  7. ^ Augendre 2016, p. 110.
  8. ^ McGann & McGann 2008, p. 147.
  9. ^ McGann & McGann 2008, p. 148.
  10. ^ McGann & McGann 2008, p. 150.
  11. ^ McGann & McGann 2008, p. 152.
  12. ^ Nauright & Parrish 2012, pp. 452–455.
  13. ^ Nauright & Parrish 2012, pp. 452–453.
  14. ^ Nauright & Parrish 2012, pp. 453–454.
  15. ^ Nauright & Parrish 2012, p. 454.
  16. ^ a b Nauright & Parrish 2012, pp. 454–455.
  17. ^ a b c Nauright & Parrish 2012, p. 455.
  18. ^ van den Akker 2018, pp. 211–216.
  19. ^ "Fignon legt z'n wil op" [Fignon imposes his will]. De Waarheid (in Dutch). 19 July 1984. p. 4 – via Delpher.
  20. ^ "Dag na dag" [Day to day]. Gazet van Antwerpen (in Dutch). 23 July 1984. p. 21. Archived from the original on 14 February 2019.
  21. ^ van den Akker, Pieter. "Informatie over de Tour de France van 1984" [Information about the Tour de France from 1984]. (in Dutch). Archived from the original on 2 March 2019. Retrieved 2 March 2019.
  22. ^ a b c d e "Clasificaciones oficiales" (PDF). Mundo Deportivo (in Spanish). 24 July 1984. p. 19. Archived (PDF) from the original on 6 October 2019.
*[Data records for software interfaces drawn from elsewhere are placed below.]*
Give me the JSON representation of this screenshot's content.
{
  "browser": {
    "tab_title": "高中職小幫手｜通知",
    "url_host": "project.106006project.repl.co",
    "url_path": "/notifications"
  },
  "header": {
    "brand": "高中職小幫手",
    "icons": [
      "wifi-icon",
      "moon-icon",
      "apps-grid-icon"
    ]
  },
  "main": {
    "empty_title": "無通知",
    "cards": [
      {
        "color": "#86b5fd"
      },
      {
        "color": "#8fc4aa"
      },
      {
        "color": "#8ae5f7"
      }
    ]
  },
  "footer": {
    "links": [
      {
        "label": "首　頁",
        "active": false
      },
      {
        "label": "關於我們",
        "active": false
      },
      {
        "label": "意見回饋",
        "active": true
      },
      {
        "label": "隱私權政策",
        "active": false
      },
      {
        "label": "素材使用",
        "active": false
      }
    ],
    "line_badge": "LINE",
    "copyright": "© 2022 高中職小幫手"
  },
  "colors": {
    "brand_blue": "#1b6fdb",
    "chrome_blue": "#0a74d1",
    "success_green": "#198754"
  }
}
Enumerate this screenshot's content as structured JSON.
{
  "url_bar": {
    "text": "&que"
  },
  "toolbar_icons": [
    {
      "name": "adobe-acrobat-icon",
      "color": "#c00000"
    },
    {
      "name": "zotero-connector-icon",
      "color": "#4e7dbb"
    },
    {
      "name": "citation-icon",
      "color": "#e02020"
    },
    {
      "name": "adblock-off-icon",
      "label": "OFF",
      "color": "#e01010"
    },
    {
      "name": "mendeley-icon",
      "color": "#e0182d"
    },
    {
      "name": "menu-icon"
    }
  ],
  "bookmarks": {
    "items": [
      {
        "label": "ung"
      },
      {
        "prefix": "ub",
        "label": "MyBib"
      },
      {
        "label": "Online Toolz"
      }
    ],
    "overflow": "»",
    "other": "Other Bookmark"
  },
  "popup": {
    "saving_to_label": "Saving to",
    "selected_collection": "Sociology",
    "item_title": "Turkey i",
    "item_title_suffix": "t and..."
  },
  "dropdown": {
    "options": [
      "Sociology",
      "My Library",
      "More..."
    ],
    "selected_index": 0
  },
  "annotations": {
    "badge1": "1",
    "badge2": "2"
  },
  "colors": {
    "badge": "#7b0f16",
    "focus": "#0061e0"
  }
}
  23. ^ van den Akker, Pieter. "Puntenklassementsdingen in de Tour de France 1984" [Points classification in the Tour de France 1984]. (in Dutch). Archived from the original on 25 April 2019. Retrieved 25 April 2019.
  24. ^ van den Akker, Pieter. "Bergdoorkomsten in de Tour de France 1984" [Mountain passages in the Tour de France 1984]. (in Dutch). Archived from the original on 25 April 2019. Retrieved 25 April 2019.
  25. ^ "Tour in cijfers". Leidsch Dagblad (in Dutch). 23 July 1984. p. 14. Retrieved 18 March 2012 – via Regionaal Archief Leiden.
  26. ^ van den Akker, Pieter. "Stand in het jongerenklassement – Etappe 23" [Standings in the youth classification – Stage 23]. (in Dutch). Archived from the original on 24 April 2019. Retrieved 24 April 2019.
  27. ^ van den Akker, Pieter. "Sprintdoorkomsten in de Tour de France 1984" [Sprint results in the Tour de France 1984]. (in Dutch). Archived from the original on 25 April 2019. Retrieved 25 April 2019.
  28. ^ van den Akker, Pieter. "Stand in het ploegenklassement" [Standings in the team classification]. (in Dutch). Archived from the original on 25 April 2019. Retrieved 25 April 2019.


External linksEdit

  Media related to 1984 Tour de France at Wikimedia Commons